What you return must be the data below, word for word, without any images.

[Opening RECORDS SUPPLIED section]

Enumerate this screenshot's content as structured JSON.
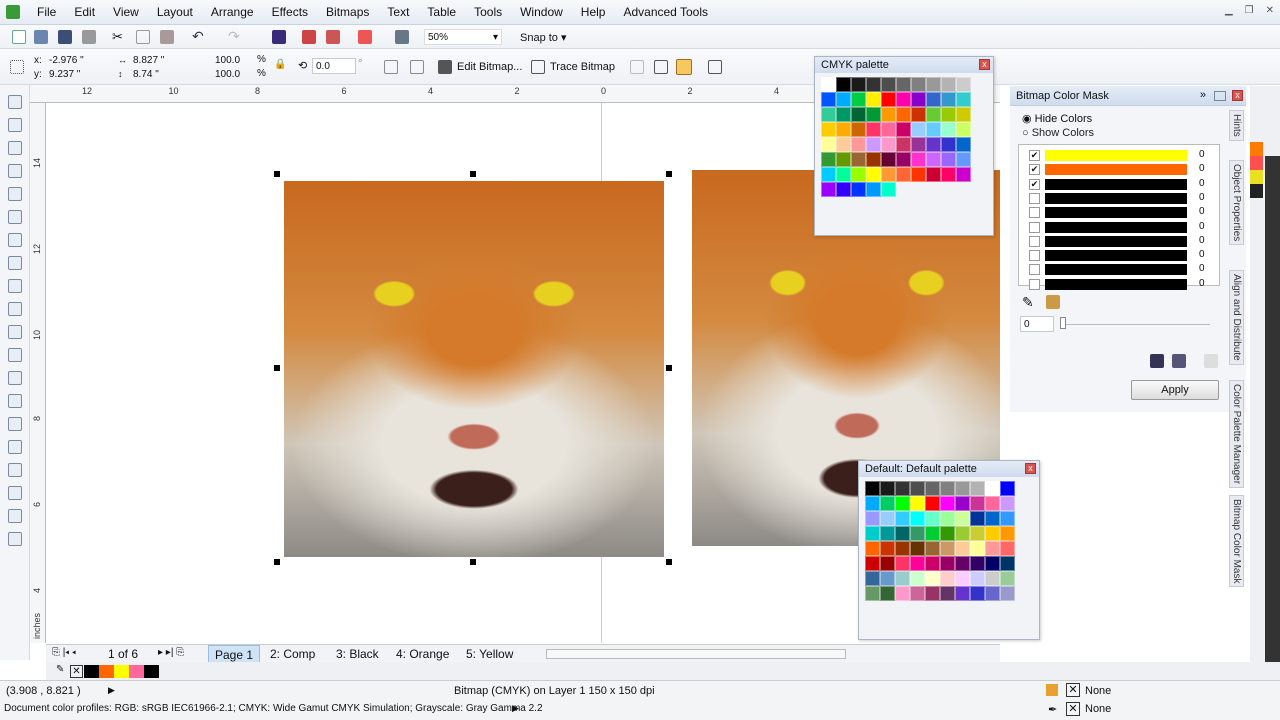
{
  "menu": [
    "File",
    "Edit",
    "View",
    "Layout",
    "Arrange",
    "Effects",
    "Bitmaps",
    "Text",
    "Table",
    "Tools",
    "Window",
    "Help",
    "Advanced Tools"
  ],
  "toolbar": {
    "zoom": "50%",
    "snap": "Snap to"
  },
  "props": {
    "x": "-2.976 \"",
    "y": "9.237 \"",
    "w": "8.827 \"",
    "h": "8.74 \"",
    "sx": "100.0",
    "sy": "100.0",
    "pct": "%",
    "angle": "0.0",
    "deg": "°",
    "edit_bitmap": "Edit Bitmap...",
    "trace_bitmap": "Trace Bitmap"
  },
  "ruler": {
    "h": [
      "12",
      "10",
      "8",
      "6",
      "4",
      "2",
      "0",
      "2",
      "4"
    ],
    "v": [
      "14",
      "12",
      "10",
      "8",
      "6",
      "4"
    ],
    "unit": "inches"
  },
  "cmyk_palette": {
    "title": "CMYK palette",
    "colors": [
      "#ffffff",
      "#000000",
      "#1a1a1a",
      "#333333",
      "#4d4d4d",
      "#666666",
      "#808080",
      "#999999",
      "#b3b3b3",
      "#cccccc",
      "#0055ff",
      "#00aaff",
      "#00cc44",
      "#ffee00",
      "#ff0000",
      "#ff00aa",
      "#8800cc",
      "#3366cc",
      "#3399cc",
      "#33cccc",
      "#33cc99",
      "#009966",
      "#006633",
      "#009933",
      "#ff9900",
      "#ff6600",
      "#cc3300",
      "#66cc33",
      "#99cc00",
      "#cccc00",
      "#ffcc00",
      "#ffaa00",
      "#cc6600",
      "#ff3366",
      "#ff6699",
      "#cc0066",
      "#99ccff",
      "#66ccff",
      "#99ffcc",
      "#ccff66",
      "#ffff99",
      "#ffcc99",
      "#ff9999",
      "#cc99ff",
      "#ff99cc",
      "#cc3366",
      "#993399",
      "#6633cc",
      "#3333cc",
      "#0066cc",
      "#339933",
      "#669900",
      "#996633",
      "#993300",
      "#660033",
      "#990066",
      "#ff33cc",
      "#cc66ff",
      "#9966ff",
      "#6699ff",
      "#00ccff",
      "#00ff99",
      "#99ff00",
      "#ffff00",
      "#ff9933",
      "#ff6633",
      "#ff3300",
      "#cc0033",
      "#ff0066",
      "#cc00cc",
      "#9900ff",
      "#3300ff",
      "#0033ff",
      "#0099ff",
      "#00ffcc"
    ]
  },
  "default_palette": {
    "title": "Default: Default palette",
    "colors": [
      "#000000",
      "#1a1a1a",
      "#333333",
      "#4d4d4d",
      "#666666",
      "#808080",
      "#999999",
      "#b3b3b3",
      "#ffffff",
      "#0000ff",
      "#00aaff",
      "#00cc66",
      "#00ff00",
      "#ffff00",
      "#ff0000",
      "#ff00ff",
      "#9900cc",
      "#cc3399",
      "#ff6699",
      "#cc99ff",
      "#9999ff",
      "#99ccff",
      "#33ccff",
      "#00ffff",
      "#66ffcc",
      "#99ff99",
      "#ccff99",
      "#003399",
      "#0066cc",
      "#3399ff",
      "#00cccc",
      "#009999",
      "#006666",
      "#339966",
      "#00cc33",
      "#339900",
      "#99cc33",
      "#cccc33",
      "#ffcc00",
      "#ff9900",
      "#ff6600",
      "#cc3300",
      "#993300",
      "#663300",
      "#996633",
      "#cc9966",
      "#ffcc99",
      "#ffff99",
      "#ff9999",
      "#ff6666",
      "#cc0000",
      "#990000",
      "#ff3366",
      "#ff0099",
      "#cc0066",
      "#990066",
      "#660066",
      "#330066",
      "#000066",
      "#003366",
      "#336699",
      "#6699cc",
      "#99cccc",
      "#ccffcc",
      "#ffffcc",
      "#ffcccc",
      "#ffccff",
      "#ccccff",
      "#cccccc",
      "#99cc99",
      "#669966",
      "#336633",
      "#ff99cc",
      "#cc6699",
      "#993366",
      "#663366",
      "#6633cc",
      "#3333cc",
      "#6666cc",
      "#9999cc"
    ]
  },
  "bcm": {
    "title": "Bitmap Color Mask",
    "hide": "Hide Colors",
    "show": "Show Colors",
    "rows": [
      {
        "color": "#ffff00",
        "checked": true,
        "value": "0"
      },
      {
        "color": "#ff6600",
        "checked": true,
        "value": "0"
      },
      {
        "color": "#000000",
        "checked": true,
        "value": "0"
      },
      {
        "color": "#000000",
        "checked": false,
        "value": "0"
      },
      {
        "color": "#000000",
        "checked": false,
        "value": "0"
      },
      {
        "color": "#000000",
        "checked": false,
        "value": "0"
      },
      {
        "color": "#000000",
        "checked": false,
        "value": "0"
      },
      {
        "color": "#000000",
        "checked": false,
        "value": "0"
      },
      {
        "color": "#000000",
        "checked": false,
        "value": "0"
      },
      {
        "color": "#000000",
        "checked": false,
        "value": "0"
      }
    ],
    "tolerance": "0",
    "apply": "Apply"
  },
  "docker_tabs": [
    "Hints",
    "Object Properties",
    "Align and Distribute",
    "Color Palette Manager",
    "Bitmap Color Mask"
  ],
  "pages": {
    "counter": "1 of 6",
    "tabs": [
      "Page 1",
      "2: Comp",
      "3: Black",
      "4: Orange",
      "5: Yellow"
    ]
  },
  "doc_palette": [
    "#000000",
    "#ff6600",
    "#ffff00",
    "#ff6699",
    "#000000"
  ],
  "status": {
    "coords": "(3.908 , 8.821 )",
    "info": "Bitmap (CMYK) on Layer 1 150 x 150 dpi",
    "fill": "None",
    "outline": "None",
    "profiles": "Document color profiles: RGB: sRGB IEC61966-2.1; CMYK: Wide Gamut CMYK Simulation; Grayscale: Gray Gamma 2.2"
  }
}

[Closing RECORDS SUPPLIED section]

- _WRITTEN SOLUTION_
Enumerate this screenshot's content as structured JSON.
{
  "menu": [
    "File",
    "Edit",
    "View",
    "Layout",
    "Arrange",
    "Effects",
    "Bitmaps",
    "Text",
    "Table",
    "Tools",
    "Window",
    "Help",
    "Advanced Tools"
  ],
  "toolbar": {
    "zoom": "50%",
    "snap": "Snap to"
  },
  "props": {
    "x": "-2.976 \"",
    "y": "9.237 \"",
    "w": "8.827 \"",
    "h": "8.74 \"",
    "sx": "100.0",
    "sy": "100.0",
    "pct": "%",
    "angle": "0.0",
    "deg": "°",
    "edit_bitmap": "Edit Bitmap...",
    "trace_bitmap": "Trace Bitmap"
  },
  "ruler": {
    "h": [
      "12",
      "10",
      "8",
      "6",
      "4",
      "2",
      "0",
      "2",
      "4"
    ],
    "v": [
      "14",
      "12",
      "10",
      "8",
      "6",
      "4"
    ],
    "unit": "inches"
  },
  "cmyk_palette": {
    "title": "CMYK palette",
    "colors": [
      "#ffffff",
      "#000000",
      "#1a1a1a",
      "#333333",
      "#4d4d4d",
      "#666666",
      "#808080",
      "#999999",
      "#b3b3b3",
      "#cccccc",
      "#0055ff",
      "#00aaff",
      "#00cc44",
      "#ffee00",
      "#ff0000",
      "#ff00aa",
      "#8800cc",
      "#3366cc",
      "#3399cc",
      "#33cccc",
      "#33cc99",
      "#009966",
      "#006633",
      "#009933",
      "#ff9900",
      "#ff6600",
      "#cc3300",
      "#66cc33",
      "#99cc00",
      "#cccc00",
      "#ffcc00",
      "#ffaa00",
      "#cc6600",
      "#ff3366",
      "#ff6699",
      "#cc0066",
      "#99ccff",
      "#66ccff",
      "#99ffcc",
      "#ccff66",
      "#ffff99",
      "#ffcc99",
      "#ff9999",
      "#cc99ff",
      "#ff99cc",
      "#cc3366",
      "#993399",
      "#6633cc",
      "#3333cc",
      "#0066cc",
      "#339933",
      "#669900",
      "#996633",
      "#993300",
      "#660033",
      "#990066",
      "#ff33cc",
      "#cc66ff",
      "#9966ff",
      "#6699ff",
      "#00ccff",
      "#00ff99",
      "#99ff00",
      "#ffff00",
      "#ff9933",
      "#ff6633",
      "#ff3300",
      "#cc0033",
      "#ff0066",
      "#cc00cc",
      "#9900ff",
      "#3300ff",
      "#0033ff",
      "#0099ff",
      "#00ffcc"
    ]
  },
  "default_palette": {
    "title": "Default: Default palette",
    "colors": [
      "#000000",
      "#1a1a1a",
      "#333333",
      "#4d4d4d",
      "#666666",
      "#808080",
      "#999999",
      "#b3b3b3",
      "#ffffff",
      "#0000ff",
      "#00aaff",
      "#00cc66",
      "#00ff00",
      "#ffff00",
      "#ff0000",
      "#ff00ff",
      "#9900cc",
      "#cc3399",
      "#ff6699",
      "#cc99ff",
      "#9999ff",
      "#99ccff",
      "#33ccff",
      "#00ffff",
      "#66ffcc",
      "#99ff99",
      "#ccff99",
      "#003399",
      "#0066cc",
      "#3399ff",
      "#00cccc",
      "#009999",
      "#006666",
      "#339966",
      "#00cc33",
      "#339900",
      "#99cc33",
      "#cccc33",
      "#ffcc00",
      "#ff9900",
      "#ff6600",
      "#cc3300",
      "#993300",
      "#663300",
      "#996633",
      "#cc9966",
      "#ffcc99",
      "#ffff99",
      "#ff9999",
      "#ff6666",
      "#cc0000",
      "#990000",
      "#ff3366",
      "#ff0099",
      "#cc0066",
      "#990066",
      "#660066",
      "#330066",
      "#000066",
      "#003366",
      "#336699",
      "#6699cc",
      "#99cccc",
      "#ccffcc",
      "#ffffcc",
      "#ffcccc",
      "#ffccff",
      "#ccccff",
      "#cccccc",
      "#99cc99",
      "#669966",
      "#336633",
      "#ff99cc",
      "#cc6699",
      "#993366",
      "#663366",
      "#6633cc",
      "#3333cc",
      "#6666cc",
      "#9999cc"
    ]
  },
  "bcm": {
    "title": "Bitmap Color Mask",
    "hide": "Hide Colors",
    "show": "Show Colors",
    "rows": [
      {
        "color": "#ffff00",
        "checked": true,
        "value": "0"
      },
      {
        "color": "#ff6600",
        "checked": true,
        "value": "0"
      },
      {
        "color": "#000000",
        "checked": true,
        "value": "0"
      },
      {
        "color": "#000000",
        "checked": false,
        "value": "0"
      },
      {
        "color": "#000000",
        "checked": false,
        "value": "0"
      },
      {
        "color": "#000000",
        "checked": false,
        "value": "0"
      },
      {
        "color": "#000000",
        "checked": false,
        "value": "0"
      },
      {
        "color": "#000000",
        "checked": false,
        "value": "0"
      },
      {
        "color": "#000000",
        "checked": false,
        "value": "0"
      },
      {
        "color": "#000000",
        "checked": false,
        "value": "0"
      }
    ],
    "tolerance": "0",
    "apply": "Apply"
  },
  "docker_tabs": [
    "Hints",
    "Object Properties",
    "Align and Distribute",
    "Color Palette Manager",
    "Bitmap Color Mask"
  ],
  "pages": {
    "counter": "1 of 6",
    "tabs": [
      "Page 1",
      "2: Comp",
      "3: Black",
      "4: Orange",
      "5: Yellow"
    ]
  },
  "doc_palette": [
    "#000000",
    "#ff6600",
    "#ffff00",
    "#ff6699",
    "#000000"
  ],
  "status": {
    "coords": "(3.908 , 8.821 )",
    "info": "Bitmap (CMYK) on Layer 1 150 x 150 dpi",
    "fill": "None",
    "outline": "None",
    "profiles": "Document color profiles: RGB: sRGB IEC61966-2.1; CMYK: Wide Gamut CMYK Simulation; Grayscale: Gray Gamma 2.2"
  }
}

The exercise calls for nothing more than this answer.